Many Latin countries resent the US emphasis on the wars on terrorism and drugs, to the exclusion of social development issues. There is widespread disillusionment that the United States did little to bail out Argentina during its economic collapse in 2001 -- a perceived abandonment that has led many countries to conclude that they must fend for themselves, or to look for more reliable leadership under oil-rich, socialist-leaning Venezuela or Brazil, the region's most-populous country, and its biggest economy.

Bush's first overseas trip as president was to Mexico, where he vowed to change US immigration law, a goal he has been unable to push through the US Congress. He advocated free trade from Alaska to Argentina, but has refused to eliminate subsidies for US farmers that Latin nations, especially Brazil, a giant in agriculture, regard as unfair and hypocritical. He champions democracy, but his administration is accused of having conspired behind the scenes to undermine elected governments in Venezuela and Haiti.

''Bush will pass into history as the US president who started his administration pledging stronger relations with Latin America, but has failed to accomplish anything he promised," said Rafael Fernandez de Castro, a professor at the Instituto Autonomo de Mexico, and editor of the Spanish edition of Foreign Affairs magazine.

Latinobarometro, a long-term opinion study in 18 countries led by Chile, released a report last week finding that Latin Americans rank Bush at 4.8 on a scale of 10 -- lower than Chavez, but higher than Cuba's Fidel Castro. It also found that 61 percent of Latin Americans have ''little or no confidence" in the United States.

Many attribute Latin America's disaffection to the widely held belief in Latin America that free-market changes led by Washington contributed to unemployment almost doubling across the region, from 5.7 percent in 1991 to 10 percent by last year, according to the United Nations Economic Commission on Latin America.

After opening markets, privatizing industry, and promoting austerity, 128 million people in Latin America and the Caribbean, one-fourth of the region's population, still live on less than $2 a day, according to the World Bank.

A Venezuelan, Ricardo Hausmann, a Harvard professor and one of the founders in 1989 of the ''Washington Consensus" aimed at spurring growth through open markets, has criticized the outcome as one of ''deep reforms, lousy growth."

Graciela R?mer, a sociologist and public opinion analyst interviewed by telephone from Buenos Aires, said a profound frustration, highlighted by the summit's themes of jobs and better governance, is ''why for 20 years we've been talking about the same things and the problems are getting worse."

Current anti-American feeling, she said, has nothing to do with ''nationalism of the 1970s -- it's tied to the failure of policies implemented in the region in the 1990s."

Rank-and-file Latin Americans are not alone to be affected by the growing gap between rich and poor who have taken a dim view of the United States and its leadership.

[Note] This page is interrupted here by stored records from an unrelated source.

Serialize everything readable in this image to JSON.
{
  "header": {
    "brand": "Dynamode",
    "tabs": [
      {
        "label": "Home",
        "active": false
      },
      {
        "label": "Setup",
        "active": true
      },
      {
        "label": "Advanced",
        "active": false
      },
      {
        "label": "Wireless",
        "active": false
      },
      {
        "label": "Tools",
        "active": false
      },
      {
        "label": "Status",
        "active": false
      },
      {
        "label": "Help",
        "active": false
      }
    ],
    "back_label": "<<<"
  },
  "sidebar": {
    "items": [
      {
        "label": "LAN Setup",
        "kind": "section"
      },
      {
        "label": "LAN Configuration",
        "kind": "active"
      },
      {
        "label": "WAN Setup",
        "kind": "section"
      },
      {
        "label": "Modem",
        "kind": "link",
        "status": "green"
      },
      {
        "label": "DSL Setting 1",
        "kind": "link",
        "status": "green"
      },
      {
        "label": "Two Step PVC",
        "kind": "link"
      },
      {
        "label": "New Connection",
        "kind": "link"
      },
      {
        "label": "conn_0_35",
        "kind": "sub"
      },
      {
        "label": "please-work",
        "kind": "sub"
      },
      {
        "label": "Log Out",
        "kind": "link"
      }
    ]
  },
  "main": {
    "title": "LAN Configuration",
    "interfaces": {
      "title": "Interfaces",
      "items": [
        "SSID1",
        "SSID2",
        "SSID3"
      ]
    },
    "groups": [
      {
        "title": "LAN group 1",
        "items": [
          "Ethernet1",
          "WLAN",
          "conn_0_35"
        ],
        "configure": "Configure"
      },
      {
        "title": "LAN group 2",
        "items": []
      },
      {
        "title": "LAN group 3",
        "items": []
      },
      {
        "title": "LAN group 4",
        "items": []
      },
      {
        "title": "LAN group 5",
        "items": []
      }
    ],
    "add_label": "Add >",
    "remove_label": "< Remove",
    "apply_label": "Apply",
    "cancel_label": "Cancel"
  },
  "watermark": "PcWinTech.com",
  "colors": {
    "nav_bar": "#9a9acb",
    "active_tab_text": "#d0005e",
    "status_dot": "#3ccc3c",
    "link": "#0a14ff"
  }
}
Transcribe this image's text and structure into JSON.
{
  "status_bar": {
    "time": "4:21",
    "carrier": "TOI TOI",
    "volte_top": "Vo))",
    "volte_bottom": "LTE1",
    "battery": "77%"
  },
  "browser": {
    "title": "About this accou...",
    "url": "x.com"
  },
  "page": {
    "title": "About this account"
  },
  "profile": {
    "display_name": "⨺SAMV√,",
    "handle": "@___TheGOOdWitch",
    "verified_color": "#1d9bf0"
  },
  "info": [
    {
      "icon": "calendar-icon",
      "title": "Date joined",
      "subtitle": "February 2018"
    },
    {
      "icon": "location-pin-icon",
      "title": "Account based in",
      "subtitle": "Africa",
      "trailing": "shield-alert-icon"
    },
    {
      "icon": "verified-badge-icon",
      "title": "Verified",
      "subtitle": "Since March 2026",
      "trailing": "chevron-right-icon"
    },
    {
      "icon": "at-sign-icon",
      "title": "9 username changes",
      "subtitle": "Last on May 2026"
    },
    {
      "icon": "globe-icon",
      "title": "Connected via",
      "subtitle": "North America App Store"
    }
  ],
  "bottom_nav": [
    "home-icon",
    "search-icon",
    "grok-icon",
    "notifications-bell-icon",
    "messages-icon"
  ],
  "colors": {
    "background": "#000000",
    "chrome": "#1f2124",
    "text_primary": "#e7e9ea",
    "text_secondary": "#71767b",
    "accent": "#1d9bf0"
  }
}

A survey released this week by Zogby International, the US-based polling group, found that just 17 percent of business, government, and academic leaders in six Latin American nations had given Bush a positive rating.

A major factor in Washington's plummeting influence in the region is ''a sense that the US was hypocritical in the way it promoted human rights and democracy [until] US security was in the picture," Hakim said. He added that anti-Americanism in Latin America ''only resurfaced with the war in Iraq and the Abu Ghraib and Guantanamo scandals" involving detainee abuse, Hakim said.

Even in Colombia, where the United States has invested more than $3 billion in the war on drugs, and whose leadership is perhaps most aligned with the United States, observers say they expect nothing to come out of the summit.

''Bush's head is in Iraq and the United States, not in the problems of this hemisphere," said Mauricio Cardenas, executive director of Fedesarrollo, a social science research institute in Bogota. ''Free trade was the motor driving these summits, but now that's paralyzed . . . and Latin America is not the priority of the US at this moment."

Correspondent Brian Byrnes contributed from Mar del Plata, Argentina.